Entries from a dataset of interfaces

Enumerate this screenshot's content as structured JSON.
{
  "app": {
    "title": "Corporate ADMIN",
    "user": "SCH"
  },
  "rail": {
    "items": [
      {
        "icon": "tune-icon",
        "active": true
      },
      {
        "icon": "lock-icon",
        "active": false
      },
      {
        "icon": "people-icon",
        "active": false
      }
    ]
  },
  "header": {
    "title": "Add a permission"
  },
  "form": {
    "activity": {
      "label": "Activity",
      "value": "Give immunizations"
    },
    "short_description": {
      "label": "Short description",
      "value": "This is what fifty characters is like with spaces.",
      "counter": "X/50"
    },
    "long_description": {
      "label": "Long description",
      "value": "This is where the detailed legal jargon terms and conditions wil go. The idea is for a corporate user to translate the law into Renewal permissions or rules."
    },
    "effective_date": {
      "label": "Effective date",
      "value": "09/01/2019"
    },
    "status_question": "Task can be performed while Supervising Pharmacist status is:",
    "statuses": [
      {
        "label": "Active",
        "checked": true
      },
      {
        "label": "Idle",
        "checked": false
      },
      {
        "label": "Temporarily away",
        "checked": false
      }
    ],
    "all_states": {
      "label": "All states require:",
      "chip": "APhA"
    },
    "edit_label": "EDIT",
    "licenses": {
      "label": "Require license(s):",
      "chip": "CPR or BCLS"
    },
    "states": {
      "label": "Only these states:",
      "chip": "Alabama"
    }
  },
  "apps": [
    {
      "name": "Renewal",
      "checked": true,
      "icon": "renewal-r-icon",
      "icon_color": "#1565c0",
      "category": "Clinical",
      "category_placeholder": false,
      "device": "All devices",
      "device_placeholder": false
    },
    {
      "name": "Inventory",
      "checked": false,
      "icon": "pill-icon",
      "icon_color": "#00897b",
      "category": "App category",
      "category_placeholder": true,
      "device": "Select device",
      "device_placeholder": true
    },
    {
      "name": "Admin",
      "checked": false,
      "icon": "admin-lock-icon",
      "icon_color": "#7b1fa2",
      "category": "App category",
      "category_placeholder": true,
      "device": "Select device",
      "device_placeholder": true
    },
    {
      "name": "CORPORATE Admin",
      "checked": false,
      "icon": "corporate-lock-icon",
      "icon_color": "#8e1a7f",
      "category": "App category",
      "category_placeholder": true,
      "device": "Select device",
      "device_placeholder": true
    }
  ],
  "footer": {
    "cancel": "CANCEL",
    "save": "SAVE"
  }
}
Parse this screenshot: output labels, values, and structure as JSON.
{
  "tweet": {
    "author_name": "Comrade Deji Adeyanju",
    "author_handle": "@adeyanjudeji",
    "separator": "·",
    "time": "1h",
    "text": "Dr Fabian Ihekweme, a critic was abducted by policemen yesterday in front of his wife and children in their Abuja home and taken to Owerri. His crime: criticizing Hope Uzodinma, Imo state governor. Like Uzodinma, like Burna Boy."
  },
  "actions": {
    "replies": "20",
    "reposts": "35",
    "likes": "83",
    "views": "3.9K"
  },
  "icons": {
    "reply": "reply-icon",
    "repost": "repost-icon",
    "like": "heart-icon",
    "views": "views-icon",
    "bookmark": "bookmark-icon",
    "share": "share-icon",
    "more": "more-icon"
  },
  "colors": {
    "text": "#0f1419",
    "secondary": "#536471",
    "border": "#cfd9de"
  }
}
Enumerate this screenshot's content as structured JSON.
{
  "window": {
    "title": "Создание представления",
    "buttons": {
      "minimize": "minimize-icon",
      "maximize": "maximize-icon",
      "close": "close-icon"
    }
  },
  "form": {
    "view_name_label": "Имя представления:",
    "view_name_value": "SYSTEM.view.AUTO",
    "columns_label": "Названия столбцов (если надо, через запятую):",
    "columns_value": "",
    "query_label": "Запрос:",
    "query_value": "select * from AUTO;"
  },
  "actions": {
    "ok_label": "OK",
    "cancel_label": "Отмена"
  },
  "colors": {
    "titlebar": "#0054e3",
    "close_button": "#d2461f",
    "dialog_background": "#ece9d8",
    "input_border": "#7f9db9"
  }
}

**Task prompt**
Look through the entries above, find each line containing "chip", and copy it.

**Response area**
      "chip": "APhA"
      "chip": "CPR or BCLS"
      "chip": "Alabama"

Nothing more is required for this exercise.